Energy Budget: Accelerate successfully urged our Congressional delegation and other key members of Congress to reject the proposed drastic cuts in the 2018 NREL ($636.1 million) and NCAR ($89.1 million) budgets and the funding was ultimately maintained by the Appropriations Committee.  In addition to their basic and applied science research, these two important national labs provide significant jobs in Colorado and dramatic cuts to these agencies could prove economically detrimental to the State, and would have a negative impact on renewable energy dollars available. 
Fracking: Oil and natural gas production has also transformed Colorado’s economy. Producing over 1.1 million barrels of oil per day, the oil and gas industry in Colorado today supports over 213,000 jobs and contributes more than $25 billion to the state's economy, representing 9.1% of the state's GDP. Just as important, Colorado has been able to produce these valuable resources without jeopardizing our environment or putting other important areas of our economy at risk.
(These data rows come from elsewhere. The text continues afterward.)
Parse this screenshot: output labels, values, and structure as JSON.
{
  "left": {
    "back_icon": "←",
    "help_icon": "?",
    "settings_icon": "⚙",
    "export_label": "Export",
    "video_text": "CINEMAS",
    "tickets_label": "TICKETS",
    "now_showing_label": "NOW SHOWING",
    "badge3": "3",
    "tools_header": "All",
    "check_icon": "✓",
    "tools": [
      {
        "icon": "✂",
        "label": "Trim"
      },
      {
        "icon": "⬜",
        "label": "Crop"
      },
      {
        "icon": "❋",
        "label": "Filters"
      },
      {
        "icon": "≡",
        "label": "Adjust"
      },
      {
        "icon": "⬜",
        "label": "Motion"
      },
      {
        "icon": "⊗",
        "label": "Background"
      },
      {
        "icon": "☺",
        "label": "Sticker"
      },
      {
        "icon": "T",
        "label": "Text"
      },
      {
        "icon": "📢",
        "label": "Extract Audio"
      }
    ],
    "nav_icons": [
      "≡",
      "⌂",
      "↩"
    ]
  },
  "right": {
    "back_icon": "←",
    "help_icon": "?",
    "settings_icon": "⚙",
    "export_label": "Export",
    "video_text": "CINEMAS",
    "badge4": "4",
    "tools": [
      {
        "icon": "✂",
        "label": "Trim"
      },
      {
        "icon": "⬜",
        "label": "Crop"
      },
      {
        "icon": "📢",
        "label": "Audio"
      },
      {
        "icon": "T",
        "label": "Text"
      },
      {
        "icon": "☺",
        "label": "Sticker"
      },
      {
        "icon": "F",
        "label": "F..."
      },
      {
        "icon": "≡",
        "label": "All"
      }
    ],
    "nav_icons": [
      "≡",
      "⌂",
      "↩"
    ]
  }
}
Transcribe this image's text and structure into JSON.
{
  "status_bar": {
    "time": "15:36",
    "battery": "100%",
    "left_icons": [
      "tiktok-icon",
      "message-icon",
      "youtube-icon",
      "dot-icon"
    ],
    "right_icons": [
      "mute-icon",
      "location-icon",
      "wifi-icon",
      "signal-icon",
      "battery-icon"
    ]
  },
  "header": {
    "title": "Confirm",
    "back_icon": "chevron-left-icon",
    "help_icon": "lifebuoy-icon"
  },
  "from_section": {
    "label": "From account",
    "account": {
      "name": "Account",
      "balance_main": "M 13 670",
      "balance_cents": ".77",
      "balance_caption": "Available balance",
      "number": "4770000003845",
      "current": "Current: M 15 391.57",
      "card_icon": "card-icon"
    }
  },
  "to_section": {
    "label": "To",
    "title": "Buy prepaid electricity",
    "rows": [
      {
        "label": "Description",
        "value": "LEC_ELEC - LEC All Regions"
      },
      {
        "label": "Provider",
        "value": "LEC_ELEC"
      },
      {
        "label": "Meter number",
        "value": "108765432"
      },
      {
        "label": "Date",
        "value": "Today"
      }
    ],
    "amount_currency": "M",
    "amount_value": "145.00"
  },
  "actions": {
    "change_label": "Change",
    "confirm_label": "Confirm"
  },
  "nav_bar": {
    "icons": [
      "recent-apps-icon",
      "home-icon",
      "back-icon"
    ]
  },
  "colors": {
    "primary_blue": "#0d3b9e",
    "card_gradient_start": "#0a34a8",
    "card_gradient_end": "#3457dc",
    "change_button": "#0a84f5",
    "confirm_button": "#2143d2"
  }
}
Accelerate opposed new hydraulic fracturing regulations (fracking) that the Environmental Protection Agency (EPA) had been considering, and instead urged Congress and the Administration to allow states to regulate hydraulic fracturing locally, as geographic, environmental and demographic diversity in the U.S. makes regulations at the federal level inefficient and unrealistic.  New fracking regulations have now been halted and the EPA work in this area is no longer a priority.   
Renewable Energy Tax Credits: The Production Tax Credit (PTC) for wind energy and the Investment Tax Credit (ITC) for solar energy are scheduled to phase-out in the next 2-3 years.  Colorado is the seventh largest solar market and the tenth largest wind market in the U.S., so Colorado energy companies, and their customers, benefit from the Production Tax Credit (PTC) for wind energy and the Investment Tax Credit (ITC) for solar energy.  However, those tax credits were scheduled to phase-out in the next 2-3 years.  Working with our Congressional delegation, Accelerate was able to convey the importance of these tax credits.  In response, Congress preserved the Production Tax Credits and Investment Tax credits in the sweeping tax bill passed on December 22, 2017.  This bill ensured that the wind and solar industries, which are growing in Colorado, will continue to benefit from these two tax provisions.    
Healthcare and Bioscience
Medical Device Excise Tax: Colorado has a large and growing medical device industry.   The Affordable Care Act (ACA, also known as ObamaCare) contained a medical device excise tax that was very problematic for the industry.  After working with our Congressional delegation for months, advocating for a full repeal of the tax, Congress approved a further two-year extension of the current suspension of the medical device excise tax in the comprehensive tax reform bill.  While Accelerate sought a full repeal of the excise tax, the two-year extension allows Colorado manufacturers to continue to seek investment dollars for the many small and start-up companies in the state.